Here are a few ways to help move towards securely functioning relationships with one another.
For the securely attached: Keep in mind that there are many people who don’t feel safe in relationships with others. They don’t trust that people care about them and or will have their back when the going gets tough. Thus offering your steady consistent engagement will help others to feel safe and offer them a new reference point that relationships can be kind, caring, predictable, and reliable.
For the avoidant adaptation: Keep in mind that we really do need to form safe healthy relationships with others. Even though it may feel less stressful to do things on your own and tend to yourself, try to become more intentional about reaching out to spend time engaging with others. See if you can form friendships with others who can express equal care for your needs and allow yourself to take that in a little bit at time.
For the anxious-ambivalent adaptation: While it can feel uncomfortable, see if you can develop practices that help you to settle and feel safe or content when you are alone. This can be meditation, singing, drawing, working with your 5 senses, walking or yoga. Learning to settle and regulate your own nervous system when you’re by yourself is an important skill and will help you to feel less heavily impacted by the actions of others. Secondly, when you are in the presence of others, practice allowing the felt sense of being recognized or acknowledged by others to land fully in your body. See if you can notice when others make an effort to express their interest or care.
For the disorganized adaptation: You’ll want to try practicing both of the aspects mentioned above for the avoidant and the anxious-ambivalent adaptations. The disorganized attachment adaptation often develops as a result of significant early childhood trauma. Given this, it can be very beneficial to seek out a therapeutic provider who has training in attachment theory.

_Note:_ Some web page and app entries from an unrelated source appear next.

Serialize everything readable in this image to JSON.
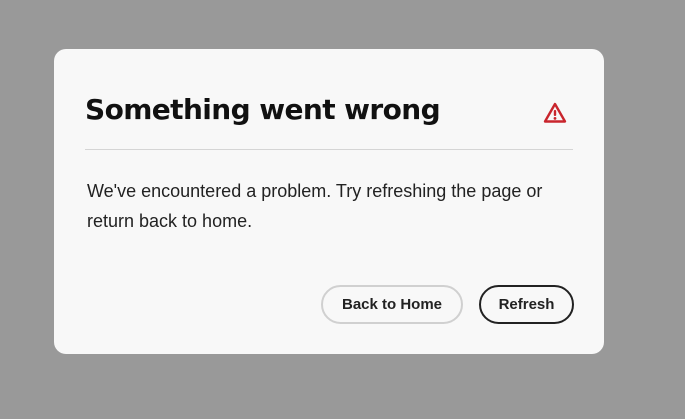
{
  "dialog": {
    "title": "Something went wrong",
    "icon": "alert-triangle-icon",
    "message": "We've encountered a problem. Try refreshing the page or return back to home.",
    "buttons": {
      "back_home_label": "Back to Home",
      "refresh_label": "Refresh"
    }
  },
  "colors": {
    "backdrop": "#999999",
    "dialog_background": "#f8f8f8",
    "alert_icon": "#c9252d",
    "text": "#222222"
  }
}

In closing, it’s helpful to remember that we come by our various attachment styles as natural adaptations to help us navigate the stress and challenges that can arise in our early primary relationships. Our attachment styles are not permanent. They can change and evolve over time. When we become more conscious of our attachment styles and the attachment adaptations of others, as well as the specific behaviors that can trigger our lack of safety, we have an opportunity to become more intentional about supporting each other to develop secure relationships.